Education Week Publishes ‘Quality Counts’ Report, Gives U.S. Schools ‘Average’ Rating


Sad little girl with book

In their latest Quality Counts Report Card, Education Week reveals some rather unsurprising news - that the U.S. is pretty average when it comes to educating the young minds of tomorrow. This year's Quality Counts Report card reported that the overall grade for our country's public education system is a C (or 76.3 percent) without much change from the last two years (75.9 percent in 2010 and 76.2 in 2009).

In addition to the country's overall score, the report graded each state individually, with Maryland coming out on top with a B-plus. Massachusetts and New York followed with a B, but the majority of the states were ranked with a C or lower. The grading method is done using a K-12 Achievement Index, which grades a state's performance against a few indicators including current achievement, improvements over time, and poverty-based disparities or gaps. Individual schools were graded against the following factors: Chance for Success, K-12 Achievement, Standards, Assessments & Accountability, Transitions & Alignment, Teaching Profession, and School Finance. 

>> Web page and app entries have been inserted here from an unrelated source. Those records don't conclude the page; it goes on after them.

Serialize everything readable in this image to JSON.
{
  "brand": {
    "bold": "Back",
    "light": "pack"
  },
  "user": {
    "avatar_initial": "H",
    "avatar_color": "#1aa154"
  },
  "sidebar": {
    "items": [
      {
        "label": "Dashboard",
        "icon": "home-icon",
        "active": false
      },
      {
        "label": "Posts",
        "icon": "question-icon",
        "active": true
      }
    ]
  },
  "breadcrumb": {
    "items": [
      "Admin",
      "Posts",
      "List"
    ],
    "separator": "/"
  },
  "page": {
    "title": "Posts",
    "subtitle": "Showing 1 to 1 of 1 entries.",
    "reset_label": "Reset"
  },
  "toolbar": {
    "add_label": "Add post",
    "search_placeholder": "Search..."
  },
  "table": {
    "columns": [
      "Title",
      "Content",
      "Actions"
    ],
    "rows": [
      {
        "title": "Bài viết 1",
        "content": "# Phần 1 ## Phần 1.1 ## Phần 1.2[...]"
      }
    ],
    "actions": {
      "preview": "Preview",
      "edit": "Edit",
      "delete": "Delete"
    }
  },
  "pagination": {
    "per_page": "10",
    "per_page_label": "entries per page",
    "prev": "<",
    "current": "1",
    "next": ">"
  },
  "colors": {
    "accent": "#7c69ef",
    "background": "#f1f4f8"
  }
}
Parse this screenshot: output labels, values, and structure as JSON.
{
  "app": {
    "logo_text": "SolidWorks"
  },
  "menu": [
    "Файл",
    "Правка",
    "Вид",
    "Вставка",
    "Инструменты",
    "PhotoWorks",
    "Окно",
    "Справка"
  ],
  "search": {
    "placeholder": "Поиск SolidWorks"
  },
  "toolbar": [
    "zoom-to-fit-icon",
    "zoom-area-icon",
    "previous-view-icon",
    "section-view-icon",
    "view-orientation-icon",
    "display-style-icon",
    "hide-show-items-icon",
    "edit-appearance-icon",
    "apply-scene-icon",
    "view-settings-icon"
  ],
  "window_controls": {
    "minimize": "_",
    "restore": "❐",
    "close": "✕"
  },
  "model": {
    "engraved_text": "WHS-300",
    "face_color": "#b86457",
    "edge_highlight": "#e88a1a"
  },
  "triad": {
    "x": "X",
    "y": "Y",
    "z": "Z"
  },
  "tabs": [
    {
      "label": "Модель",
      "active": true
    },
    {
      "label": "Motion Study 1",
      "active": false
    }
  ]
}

The Quality Counts report also considered the effects of the Great Recession on the nation's schools, budget and staff cuts, but given the percentage of recovery expenditures spent on US education (nearly one third of $243 billion), the report concludes that the US has still done very little to improve opportunities for overall success in students' lives.

Want to find out how your state did in the Quality 2011 Report? Visit Education Week to read the full report and view your individual state's grade with their interactive state report cards.